**YOUR ASSIGNMENT:**
Using the data below, repeat all of it precisely.
(RECORDS begins)
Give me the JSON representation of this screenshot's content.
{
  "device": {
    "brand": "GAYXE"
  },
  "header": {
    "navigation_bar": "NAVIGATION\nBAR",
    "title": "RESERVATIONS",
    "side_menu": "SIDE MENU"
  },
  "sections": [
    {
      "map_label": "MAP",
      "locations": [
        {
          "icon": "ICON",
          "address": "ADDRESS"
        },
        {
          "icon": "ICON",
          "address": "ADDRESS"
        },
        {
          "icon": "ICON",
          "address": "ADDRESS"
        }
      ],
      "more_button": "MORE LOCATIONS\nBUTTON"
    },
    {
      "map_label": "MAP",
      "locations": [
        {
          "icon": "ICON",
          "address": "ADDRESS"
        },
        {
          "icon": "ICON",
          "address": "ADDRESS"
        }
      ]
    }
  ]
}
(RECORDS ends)
**THE ANSWER:**
Give me the JSON representation of this screenshot's content.
{
  "device": {
    "brand": "GAYXE"
  },
  "header": {
    "navigation_bar": "NAVIGATION\nBAR",
    "title": "RESERVATIONS",
    "side_menu": "SIDE MENU"
  },
  "sections": [
    {
      "map_label": "MAP",
      "locations": [
        {
          "icon": "ICON",
          "address": "ADDRESS"
        },
        {
          "icon": "ICON",
          "address": "ADDRESS"
        },
        {
          "icon": "ICON",
          "address": "ADDRESS"
        }
      ],
      "more_button": "MORE LOCATIONS\nBUTTON"
    },
    {
      "map_label": "MAP",
      "locations": [
        {
          "icon": "ICON",
          "address": "ADDRESS"
        },
        {
          "icon": "ICON",
          "address": "ADDRESS"
        }
      ]
    }
  ]
}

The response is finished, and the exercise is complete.